→ **TO DO**
Give the records below again exactly, and exclude each picture.

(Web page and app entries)
☆ ☆ ☆

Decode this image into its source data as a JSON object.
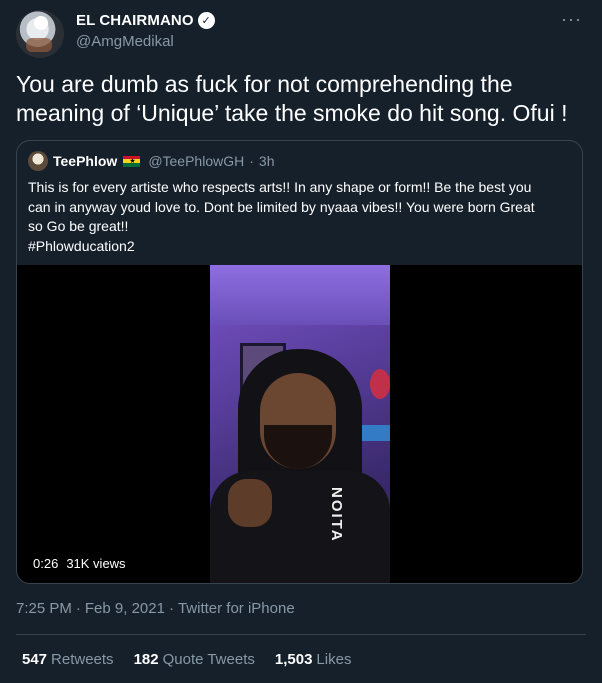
{
  "author": {
    "display_name": "EL CHAIRMANO",
    "handle": "@AmgMedikal",
    "verified_glyph": "✓"
  },
  "more_glyph": "···",
  "tweet_text": "You are dumb as fuck for not comprehending the meaning of ‘Unique’ take the smoke do hit song. Ofui !",
  "quoted": {
    "display_name": "TeePhlow",
    "flag": "ghana-flag",
    "handle": "@TeePhlowGH",
    "time": "3h",
    "separator": "·",
    "lines": [
      "This is for every artiste who respects arts!! In any shape or form!! Be the best you",
      "can in anyway youd love to. Dont be limited by nyaaa vibes!! You were born Great",
      "so Go be great!!",
      "#Phlowducation2"
    ],
    "video": {
      "duration": "0:26",
      "views": "31K views",
      "shirt_text": "NOITA"
    }
  },
  "timestamp": {
    "time": "7:25 PM",
    "date": "Feb 9, 2021",
    "source": "Twitter for iPhone",
    "separator": "·"
  },
  "stats": {
    "retweets": {
      "count": "547",
      "label": "Retweets"
    },
    "quote_tweets": {
      "count": "182",
      "label": "Quote Tweets"
    },
    "likes": {
      "count": "1,503",
      "label": "Likes"
    }
  },
  "colors": {
    "background": "#15202b",
    "secondary_text": "#8899a6",
    "border": "#38444d"
  }
}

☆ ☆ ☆

→ **SOLUTION**
Decode this image into its source data as a JSON object.
{
  "author": {
    "display_name": "EL CHAIRMANO",
    "handle": "@AmgMedikal",
    "verified_glyph": "✓"
  },
  "more_glyph": "···",
  "tweet_text": "You are dumb as fuck for not comprehending the meaning of ‘Unique’ take the smoke do hit song. Ofui !",
  "quoted": {
    "display_name": "TeePhlow",
    "flag": "ghana-flag",
    "handle": "@TeePhlowGH",
    "time": "3h",
    "separator": "·",
    "lines": [
      "This is for every artiste who respects arts!! In any shape or form!! Be the best you",
      "can in anyway youd love to. Dont be limited by nyaaa vibes!! You were born Great",
      "so Go be great!!",
      "#Phlowducation2"
    ],
    "video": {
      "duration": "0:26",
      "views": "31K views",
      "shirt_text": "NOITA"
    }
  },
  "timestamp": {
    "time": "7:25 PM",
    "date": "Feb 9, 2021",
    "source": "Twitter for iPhone",
    "separator": "·"
  },
  "stats": {
    "retweets": {
      "count": "547",
      "label": "Retweets"
    },
    "quote_tweets": {
      "count": "182",
      "label": "Quote Tweets"
    },
    "likes": {
      "count": "1,503",
      "label": "Likes"
    }
  },
  "colors": {
    "background": "#15202b",
    "secondary_text": "#8899a6",
    "border": "#38444d"
  }
}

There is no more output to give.